Toms are an interesting part of the kit that often add flare and excitement to a drum track, just look at the intro to Enter Sandman by Metallica, or the fill before the chorus of Africa by Toto. They are probably also the area of the drum kit that will give you the most grief. Lets dive straight in and take a look at some useful ways to get those toms sounding great.
The main problem that many others and I will come across is resonance. Because how the toms work, you will often find that when you record them, the tom mic will pick up a resonance sound when not being played. This will ruin your whole drum mix if not dealt with. This will ruin not only the frequency balance, but will also obscure any effects of processing added to them. Welcome the hero of the hour, our trusty Noise Gate/Expander. With minimal ease one can be set up that cleanses your track of this extra-added waffle. Have a play around with the attack and release times, so that you not only cut out this resonance, but also keep all of the transient and the sustain of the tom present. In some genres, cutting the sustain off completely and adding some reverb can work well.
Tweaks and tricks
You can thicken up the toms and add some sustain by using your trusty compressor. I often like to keep compression on drums to a minimum at most looking for only 3-4dB of gain reduction, with a lower ratio of about 4:1. Attack and Release times are to taste, with a quicker attack and release for punchier toms in a drum fill, and slower times for added sustain. Sometimes grouping the toms and compressing them by about 4-6dB (Again at about a 4:1 ratio) can glue them together, making them sound like a set of toms, rather than 3-5 separate ones.
We can enhance/shape the toms with a bit of EQ, but like the Snare drum, the quality and tonality will be directly based on your source material. Here are a few frequencies to use as starting points, but please remember that depending on how your toms were tuned, these could be much higher, or much lower:
- Below 150Hz can be rolled off to stop your toms and kick fighting
- 130-200Hz will add weight to your floor tom, be careful, too much here can make it a bit boomy
- 180-250Hz will add weight to your middle tom, again this can make it boomy, so take care
- 260-350Hz will add weight to your high tom

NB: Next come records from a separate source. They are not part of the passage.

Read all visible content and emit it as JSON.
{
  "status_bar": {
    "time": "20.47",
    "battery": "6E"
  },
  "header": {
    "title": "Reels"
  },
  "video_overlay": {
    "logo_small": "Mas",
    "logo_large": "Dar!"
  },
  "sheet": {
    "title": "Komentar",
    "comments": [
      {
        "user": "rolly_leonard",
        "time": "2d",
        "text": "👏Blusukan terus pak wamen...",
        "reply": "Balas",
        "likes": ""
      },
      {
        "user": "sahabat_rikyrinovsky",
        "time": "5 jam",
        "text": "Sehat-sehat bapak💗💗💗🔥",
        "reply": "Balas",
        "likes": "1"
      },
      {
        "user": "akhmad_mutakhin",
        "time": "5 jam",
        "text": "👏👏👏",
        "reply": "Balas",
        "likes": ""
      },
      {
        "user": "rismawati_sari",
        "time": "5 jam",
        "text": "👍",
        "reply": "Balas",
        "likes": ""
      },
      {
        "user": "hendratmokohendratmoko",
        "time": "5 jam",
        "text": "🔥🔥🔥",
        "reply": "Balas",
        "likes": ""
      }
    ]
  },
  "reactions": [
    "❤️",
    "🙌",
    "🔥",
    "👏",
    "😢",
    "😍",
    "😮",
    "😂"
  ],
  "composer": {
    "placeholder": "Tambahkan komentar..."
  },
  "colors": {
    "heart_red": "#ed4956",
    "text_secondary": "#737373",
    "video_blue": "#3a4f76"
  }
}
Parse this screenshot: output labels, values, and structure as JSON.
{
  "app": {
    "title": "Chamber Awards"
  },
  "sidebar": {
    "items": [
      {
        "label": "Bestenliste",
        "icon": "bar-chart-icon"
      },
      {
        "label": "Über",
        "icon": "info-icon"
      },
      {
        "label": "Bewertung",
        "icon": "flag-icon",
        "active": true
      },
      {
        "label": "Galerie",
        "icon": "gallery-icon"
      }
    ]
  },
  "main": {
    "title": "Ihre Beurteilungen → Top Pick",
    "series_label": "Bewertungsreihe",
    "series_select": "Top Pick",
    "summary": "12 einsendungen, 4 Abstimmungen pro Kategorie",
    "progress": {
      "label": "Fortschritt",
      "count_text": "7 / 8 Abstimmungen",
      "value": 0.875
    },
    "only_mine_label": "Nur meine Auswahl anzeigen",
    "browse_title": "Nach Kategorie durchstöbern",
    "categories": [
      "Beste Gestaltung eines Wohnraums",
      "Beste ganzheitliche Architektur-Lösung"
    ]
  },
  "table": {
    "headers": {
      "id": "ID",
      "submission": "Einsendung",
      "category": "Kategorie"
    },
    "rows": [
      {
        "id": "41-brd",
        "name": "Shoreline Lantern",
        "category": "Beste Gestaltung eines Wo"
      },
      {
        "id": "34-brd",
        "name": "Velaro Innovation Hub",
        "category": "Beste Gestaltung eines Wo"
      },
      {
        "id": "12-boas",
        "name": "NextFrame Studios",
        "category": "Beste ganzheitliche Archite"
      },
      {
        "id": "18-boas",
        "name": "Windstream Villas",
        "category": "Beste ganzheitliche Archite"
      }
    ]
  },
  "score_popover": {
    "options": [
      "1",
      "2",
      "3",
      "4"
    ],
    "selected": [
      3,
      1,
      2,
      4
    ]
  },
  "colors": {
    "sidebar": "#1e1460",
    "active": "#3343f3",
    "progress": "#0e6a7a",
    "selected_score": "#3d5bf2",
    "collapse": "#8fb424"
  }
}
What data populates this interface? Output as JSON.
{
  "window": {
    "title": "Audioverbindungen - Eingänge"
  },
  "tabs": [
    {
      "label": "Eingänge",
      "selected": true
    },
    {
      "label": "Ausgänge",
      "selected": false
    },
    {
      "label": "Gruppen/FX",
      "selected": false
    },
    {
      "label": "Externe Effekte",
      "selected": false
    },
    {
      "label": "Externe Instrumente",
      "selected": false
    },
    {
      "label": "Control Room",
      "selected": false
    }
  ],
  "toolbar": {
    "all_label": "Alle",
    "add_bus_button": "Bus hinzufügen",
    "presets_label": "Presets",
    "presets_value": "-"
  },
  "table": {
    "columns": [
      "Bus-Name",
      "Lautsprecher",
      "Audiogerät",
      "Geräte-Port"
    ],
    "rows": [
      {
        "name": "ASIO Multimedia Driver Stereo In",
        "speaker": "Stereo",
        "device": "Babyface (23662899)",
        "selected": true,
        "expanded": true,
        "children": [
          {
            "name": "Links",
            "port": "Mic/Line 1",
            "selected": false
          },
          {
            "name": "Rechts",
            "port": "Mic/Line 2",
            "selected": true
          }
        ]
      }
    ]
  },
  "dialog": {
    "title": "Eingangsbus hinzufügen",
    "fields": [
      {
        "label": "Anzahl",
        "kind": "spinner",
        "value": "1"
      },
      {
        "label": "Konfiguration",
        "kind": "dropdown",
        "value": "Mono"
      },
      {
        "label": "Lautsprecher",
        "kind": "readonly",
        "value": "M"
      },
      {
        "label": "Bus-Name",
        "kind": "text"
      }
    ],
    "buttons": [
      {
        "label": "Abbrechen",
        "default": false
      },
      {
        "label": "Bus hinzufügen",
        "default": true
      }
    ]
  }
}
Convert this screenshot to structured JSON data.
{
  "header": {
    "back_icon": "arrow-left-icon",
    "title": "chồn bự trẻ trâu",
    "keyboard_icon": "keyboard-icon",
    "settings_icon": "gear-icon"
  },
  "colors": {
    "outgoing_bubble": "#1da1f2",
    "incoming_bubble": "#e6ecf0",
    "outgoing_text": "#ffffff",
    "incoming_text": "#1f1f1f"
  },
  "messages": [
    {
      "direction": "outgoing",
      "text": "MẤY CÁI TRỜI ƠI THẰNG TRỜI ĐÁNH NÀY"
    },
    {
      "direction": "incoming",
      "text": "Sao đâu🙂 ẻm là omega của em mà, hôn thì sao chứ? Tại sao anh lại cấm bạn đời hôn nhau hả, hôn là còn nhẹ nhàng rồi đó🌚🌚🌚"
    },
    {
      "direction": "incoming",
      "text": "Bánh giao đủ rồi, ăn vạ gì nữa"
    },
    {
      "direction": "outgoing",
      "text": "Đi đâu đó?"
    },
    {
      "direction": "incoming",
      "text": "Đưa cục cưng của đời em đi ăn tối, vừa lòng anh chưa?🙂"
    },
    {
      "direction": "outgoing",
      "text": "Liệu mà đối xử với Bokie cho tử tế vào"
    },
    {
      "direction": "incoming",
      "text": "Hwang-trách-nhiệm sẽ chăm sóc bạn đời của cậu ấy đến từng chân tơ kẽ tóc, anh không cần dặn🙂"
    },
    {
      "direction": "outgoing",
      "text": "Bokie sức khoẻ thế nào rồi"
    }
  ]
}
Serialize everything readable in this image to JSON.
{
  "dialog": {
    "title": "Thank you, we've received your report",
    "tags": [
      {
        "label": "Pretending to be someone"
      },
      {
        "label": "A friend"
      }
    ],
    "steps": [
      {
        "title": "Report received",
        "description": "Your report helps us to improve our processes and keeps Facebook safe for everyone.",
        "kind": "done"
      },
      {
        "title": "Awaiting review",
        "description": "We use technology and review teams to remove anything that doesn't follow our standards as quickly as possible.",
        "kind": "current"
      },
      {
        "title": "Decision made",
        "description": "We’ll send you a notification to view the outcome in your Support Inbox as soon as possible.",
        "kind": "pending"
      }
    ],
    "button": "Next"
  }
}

- 300-800Hz can be cut, as there isn’t much going on for the toms here, freeing up some room for other instruments
- 2-3kHz will add some slap to your floor tom
- 3-4 kHz will add some slap to your middle tom
- 4-5 kHz will add some slap to your high tom
To get the most from these you should use your ears, and play around, sweeping the areas around to find the exact spot for your specific track.
Reverb can take a good tom mix, and really add that sheen needed to take it to that next level. Just take a look at Tommy Lee’s thundering drum sound. Try gating a longer reverb such as a Cathedral or Hall setting, and adding it to the toms, panning it to the sit “behind” each of the toms. Set the gates on the reverb so that it opens and closes with your reverb; adjust the level of the send to taste, so that it fits with your track perfectly.
There we have it, hopefully your tom tracks will be sounding great. Let us know your results, and if you think we have missed out on anything let us know via the comments sections below.
This article was originally published on Home Studio Review. Reprinted by permission.